Exercise input Start Marker
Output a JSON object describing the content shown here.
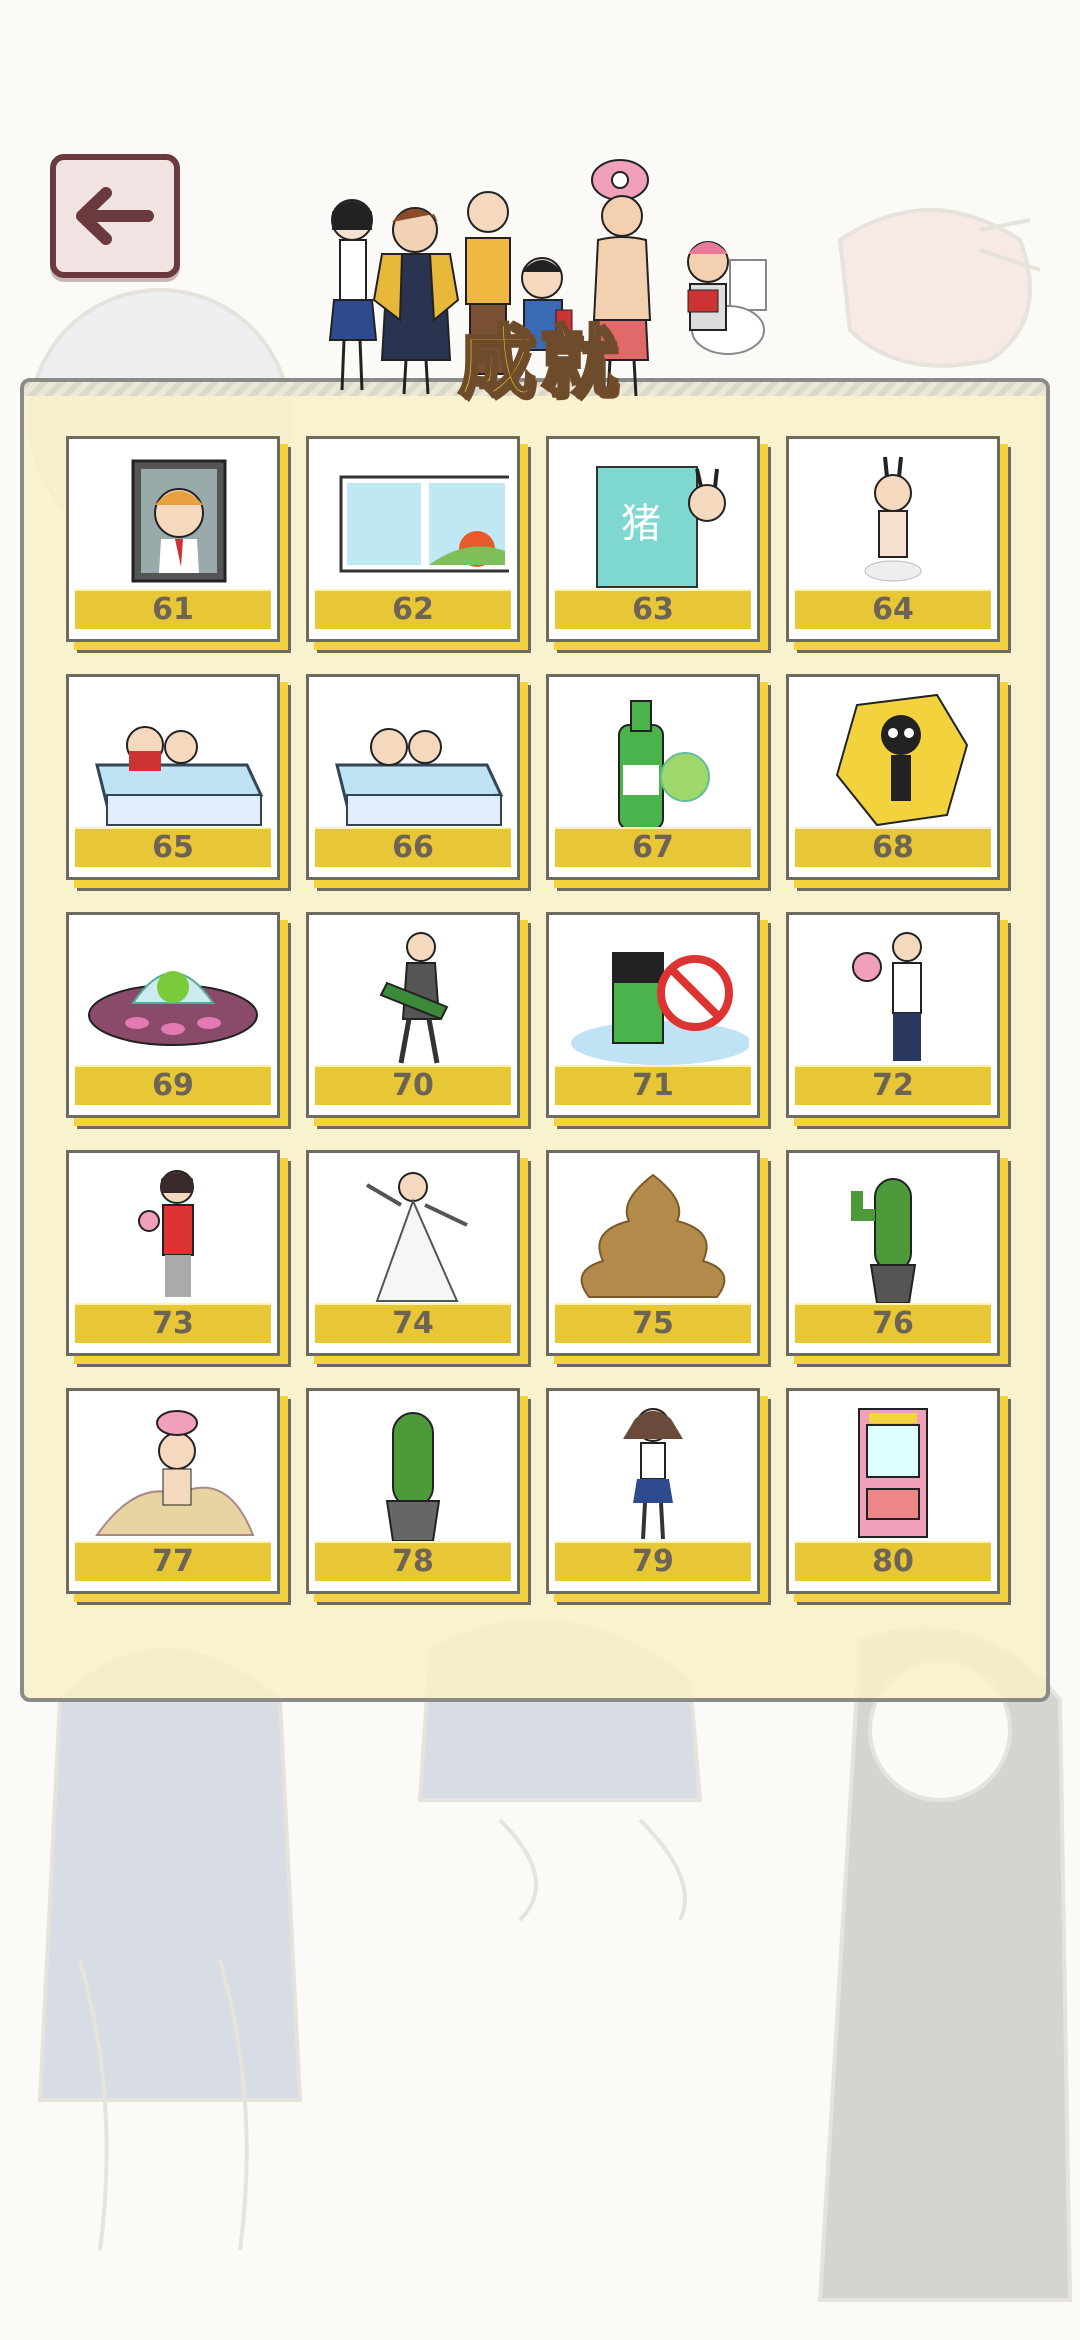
{
  "header": {
    "back_icon": "arrow-left-icon",
    "title": "成就"
  },
  "achievements": [
    {
      "number": "61",
      "icon": "man-in-window-icon"
    },
    {
      "number": "62",
      "icon": "window-sunrise-icon"
    },
    {
      "number": "63",
      "icon": "shower-curtain-icon"
    },
    {
      "number": "64",
      "icon": "bunny-costume-icon"
    },
    {
      "number": "65",
      "icon": "pool-couple-icon"
    },
    {
      "number": "66",
      "icon": "pool-elders-icon"
    },
    {
      "number": "67",
      "icon": "bottle-icon"
    },
    {
      "number": "68",
      "icon": "skeleton-shock-icon"
    },
    {
      "number": "69",
      "icon": "ufo-icon"
    },
    {
      "number": "70",
      "icon": "guitarist-icon"
    },
    {
      "number": "71",
      "icon": "no-battery-icon"
    },
    {
      "number": "72",
      "icon": "man-balloon-icon"
    },
    {
      "number": "73",
      "icon": "girl-red-sweater-icon"
    },
    {
      "number": "74",
      "icon": "dancer-icon"
    },
    {
      "number": "75",
      "icon": "poop-icon"
    },
    {
      "number": "76",
      "icon": "cactus-icon"
    },
    {
      "number": "77",
      "icon": "sand-bury-icon"
    },
    {
      "number": "78",
      "icon": "cactus-pot-icon"
    },
    {
      "number": "79",
      "icon": "schoolgirl-icon"
    },
    {
      "number": "80",
      "icon": "claw-machine-icon"
    }
  ],
  "colors": {
    "card_label": "#e8c737",
    "card_shadow": "#f2d33e",
    "panel": "#f8f0c8",
    "back_border": "#6b3a3e"
  }
}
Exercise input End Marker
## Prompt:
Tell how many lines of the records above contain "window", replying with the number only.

## Answer box:
2